ACTIVITY> Restate, in full and unchanged, the entries that follow, but not their pictures.
****
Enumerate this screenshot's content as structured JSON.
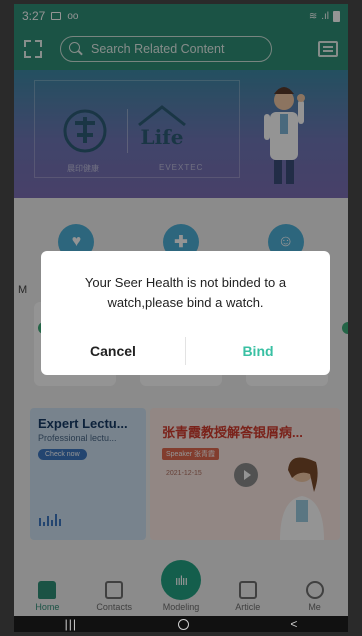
{
  "status_bar": {
    "time": "3:27",
    "left_icons": [
      "image-icon",
      "voicemail-icon"
    ],
    "right_icons": [
      "wifi-icon",
      "lte-signal-icon",
      "battery-icon"
    ]
  },
  "header": {
    "search_placeholder": "Search Related Content",
    "left_icon": "scan-icon",
    "right_icon": "message-icon"
  },
  "banner": {
    "logo_text": "Life",
    "caption_cn": "晨印健康",
    "caption_en": "EVEXTEC",
    "colors": {
      "top": "#3e8aa6",
      "bottom": "#7c6fb5"
    }
  },
  "content": {
    "section_label": "M",
    "lecture": {
      "title": "Expert Lectu...",
      "description": "Professional lectu...",
      "button": "Check now"
    },
    "promo": {
      "title": "张青霞教授解答银屑病...",
      "speaker": "Speaker 张青霞",
      "date": "2021-12-15"
    }
  },
  "dialog": {
    "message": "Your Seer Health is not binded to a watch,please bind a watch.",
    "cancel_label": "Cancel",
    "bind_label": "Bind",
    "accent_color": "#39c0a3"
  },
  "bottom_nav": {
    "items": [
      {
        "label": "Home",
        "icon": "home-icon",
        "active": true
      },
      {
        "label": "Contacts",
        "icon": "contacts-icon",
        "active": false
      },
      {
        "label": "Modeling",
        "icon": "waveform-icon",
        "active": false
      },
      {
        "label": "Article",
        "icon": "article-icon",
        "active": false
      },
      {
        "label": "Me",
        "icon": "profile-icon",
        "active": false
      }
    ]
  },
  "system_nav": {
    "recent": "|||",
    "back": "<"
  },
  "theme": {
    "primary": "#2f8f78"
  }
}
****
ANSWER SPACE>
Enumerate this screenshot's content as structured JSON.
{
  "status_bar": {
    "time": "3:27",
    "left_icons": [
      "image-icon",
      "voicemail-icon"
    ],
    "right_icons": [
      "wifi-icon",
      "lte-signal-icon",
      "battery-icon"
    ]
  },
  "header": {
    "search_placeholder": "Search Related Content",
    "left_icon": "scan-icon",
    "right_icon": "message-icon"
  },
  "banner": {
    "logo_text": "Life",
    "caption_cn": "晨印健康",
    "caption_en": "EVEXTEC",
    "colors": {
      "top": "#3e8aa6",
      "bottom": "#7c6fb5"
    }
  },
  "content": {
    "section_label": "M",
    "lecture": {
      "title": "Expert Lectu...",
      "description": "Professional lectu...",
      "button": "Check now"
    },
    "promo": {
      "title": "张青霞教授解答银屑病...",
      "speaker": "Speaker 张青霞",
      "date": "2021-12-15"
    }
  },
  "dialog": {
    "message": "Your Seer Health is not binded to a watch,please bind a watch.",
    "cancel_label": "Cancel",
    "bind_label": "Bind",
    "accent_color": "#39c0a3"
  },
  "bottom_nav": {
    "items": [
      {
        "label": "Home",
        "icon": "home-icon",
        "active": true
      },
      {
        "label": "Contacts",
        "icon": "contacts-icon",
        "active": false
      },
      {
        "label": "Modeling",
        "icon": "waveform-icon",
        "active": false
      },
      {
        "label": "Article",
        "icon": "article-icon",
        "active": false
      },
      {
        "label": "Me",
        "icon": "profile-icon",
        "active": false
      }
    ]
  },
  "system_nav": {
    "recent": "|||",
    "back": "<"
  },
  "theme": {
    "primary": "#2f8f78"
  }
}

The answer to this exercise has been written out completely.